- WHAT YOU HAVE TO DO -
Print all the data that follows exactly, images excluded.
*** Opening of INPUT DATA ***
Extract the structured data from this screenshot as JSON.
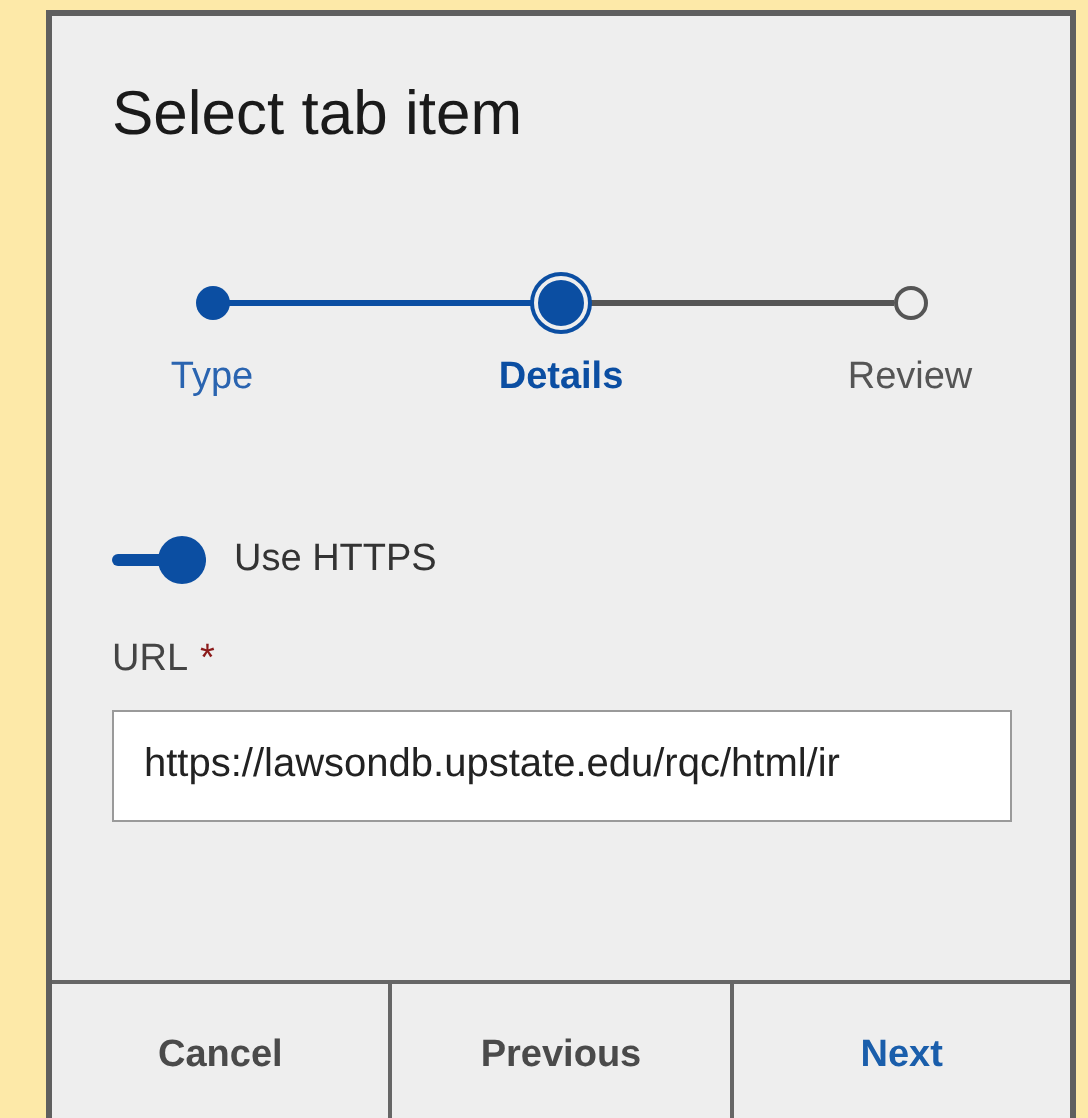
{
  "dialog": {
    "title": "Select tab item"
  },
  "steps": [
    {
      "label": "Type",
      "completed": true,
      "selected": false
    },
    {
      "label": "Details",
      "completed": false,
      "selected": true
    },
    {
      "label": "Review",
      "completed": false,
      "selected": false
    }
  ],
  "toggle": {
    "label": "Use HTTPS",
    "on": true
  },
  "url_field": {
    "label": "URL",
    "required_mark": "*",
    "value": "https://lawsondb.upstate.edu/rqc/html/ir"
  },
  "buttons": [
    {
      "label": "Cancel",
      "kind": "secondary"
    },
    {
      "label": "Previous",
      "kind": "secondary"
    },
    {
      "label": "Next",
      "kind": "primary"
    }
  ]
}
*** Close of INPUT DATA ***
- EXERCISE RESPONSE -
Extract the structured data from this screenshot as JSON.
{
  "dialog": {
    "title": "Select tab item"
  },
  "steps": [
    {
      "label": "Type",
      "completed": true,
      "selected": false
    },
    {
      "label": "Details",
      "completed": false,
      "selected": true
    },
    {
      "label": "Review",
      "completed": false,
      "selected": false
    }
  ],
  "toggle": {
    "label": "Use HTTPS",
    "on": true
  },
  "url_field": {
    "label": "URL",
    "required_mark": "*",
    "value": "https://lawsondb.upstate.edu/rqc/html/ir"
  },
  "buttons": [
    {
      "label": "Cancel",
      "kind": "secondary"
    },
    {
      "label": "Previous",
      "kind": "secondary"
    },
    {
      "label": "Next",
      "kind": "primary"
    }
  ]
}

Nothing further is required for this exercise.